#### [Aim of the exercise]
Leave the images behind and copy every record exactly.

(Component data from apps and pages)
*****
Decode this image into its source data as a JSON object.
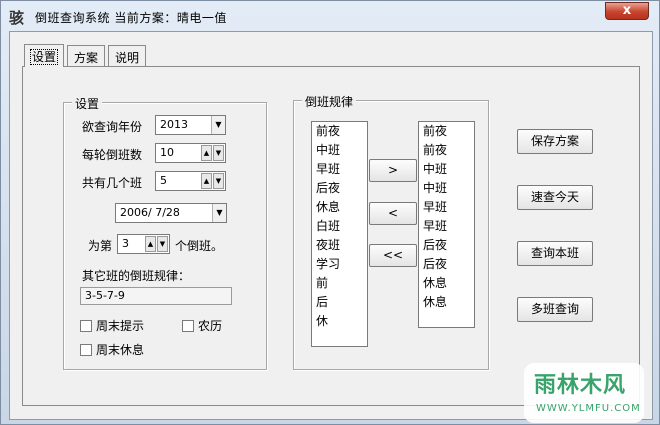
{
  "window": {
    "app_icon_glyph": "骇",
    "title": "倒班查询系统   当前方案：晴电一值",
    "close_label": "x"
  },
  "tabs": [
    {
      "label": "设置",
      "active": true
    },
    {
      "label": "方案",
      "active": false
    },
    {
      "label": "说明",
      "active": false
    }
  ],
  "settings": {
    "group_title": "设置",
    "year_label": "欲查询年份",
    "year_value": "2013",
    "cycle_label": "每轮倒班数",
    "cycle_value": "10",
    "shifts_label": "共有几个班",
    "shifts_value": "5",
    "date_value": "2006/ 7/28",
    "rank_prefix": "为第",
    "rank_value": "3",
    "rank_suffix": "个倒班。",
    "other_rule_label": "其它班的倒班规律：",
    "other_rule_value": "3-5-7-9",
    "weekend_reminder_label": "周末提示",
    "lunar_label": "农历",
    "weekend_rest_label": "周末休息"
  },
  "rule": {
    "group_title": "倒班规律",
    "source_items": [
      "前夜",
      "中班",
      "早班",
      "后夜",
      "休息",
      "白班",
      "夜班",
      "学习",
      "前",
      "后",
      "休"
    ],
    "target_items": [
      "前夜",
      "前夜",
      "中班",
      "中班",
      "早班",
      "早班",
      "后夜",
      "后夜",
      "休息",
      "休息"
    ],
    "add_button": ">",
    "remove_button": "<",
    "clear_button": "<<"
  },
  "actions": {
    "save": "保存方案",
    "today": "速查今天",
    "this_shift": "查询本班",
    "multi_shift": "多班查询"
  },
  "watermark": {
    "text": "雨林木风",
    "url": "WWW.YLMFU.COM"
  }
}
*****
#### [Task result]
Decode this image into its source data as a JSON object.
{
  "window": {
    "app_icon_glyph": "骇",
    "title": "倒班查询系统   当前方案：晴电一值",
    "close_label": "x"
  },
  "tabs": [
    {
      "label": "设置",
      "active": true
    },
    {
      "label": "方案",
      "active": false
    },
    {
      "label": "说明",
      "active": false
    }
  ],
  "settings": {
    "group_title": "设置",
    "year_label": "欲查询年份",
    "year_value": "2013",
    "cycle_label": "每轮倒班数",
    "cycle_value": "10",
    "shifts_label": "共有几个班",
    "shifts_value": "5",
    "date_value": "2006/ 7/28",
    "rank_prefix": "为第",
    "rank_value": "3",
    "rank_suffix": "个倒班。",
    "other_rule_label": "其它班的倒班规律：",
    "other_rule_value": "3-5-7-9",
    "weekend_reminder_label": "周末提示",
    "lunar_label": "农历",
    "weekend_rest_label": "周末休息"
  },
  "rule": {
    "group_title": "倒班规律",
    "source_items": [
      "前夜",
      "中班",
      "早班",
      "后夜",
      "休息",
      "白班",
      "夜班",
      "学习",
      "前",
      "后",
      "休"
    ],
    "target_items": [
      "前夜",
      "前夜",
      "中班",
      "中班",
      "早班",
      "早班",
      "后夜",
      "后夜",
      "休息",
      "休息"
    ],
    "add_button": ">",
    "remove_button": "<",
    "clear_button": "<<"
  },
  "actions": {
    "save": "保存方案",
    "today": "速查今天",
    "this_shift": "查询本班",
    "multi_shift": "多班查询"
  },
  "watermark": {
    "text": "雨林木风",
    "url": "WWW.YLMFU.COM"
  }
}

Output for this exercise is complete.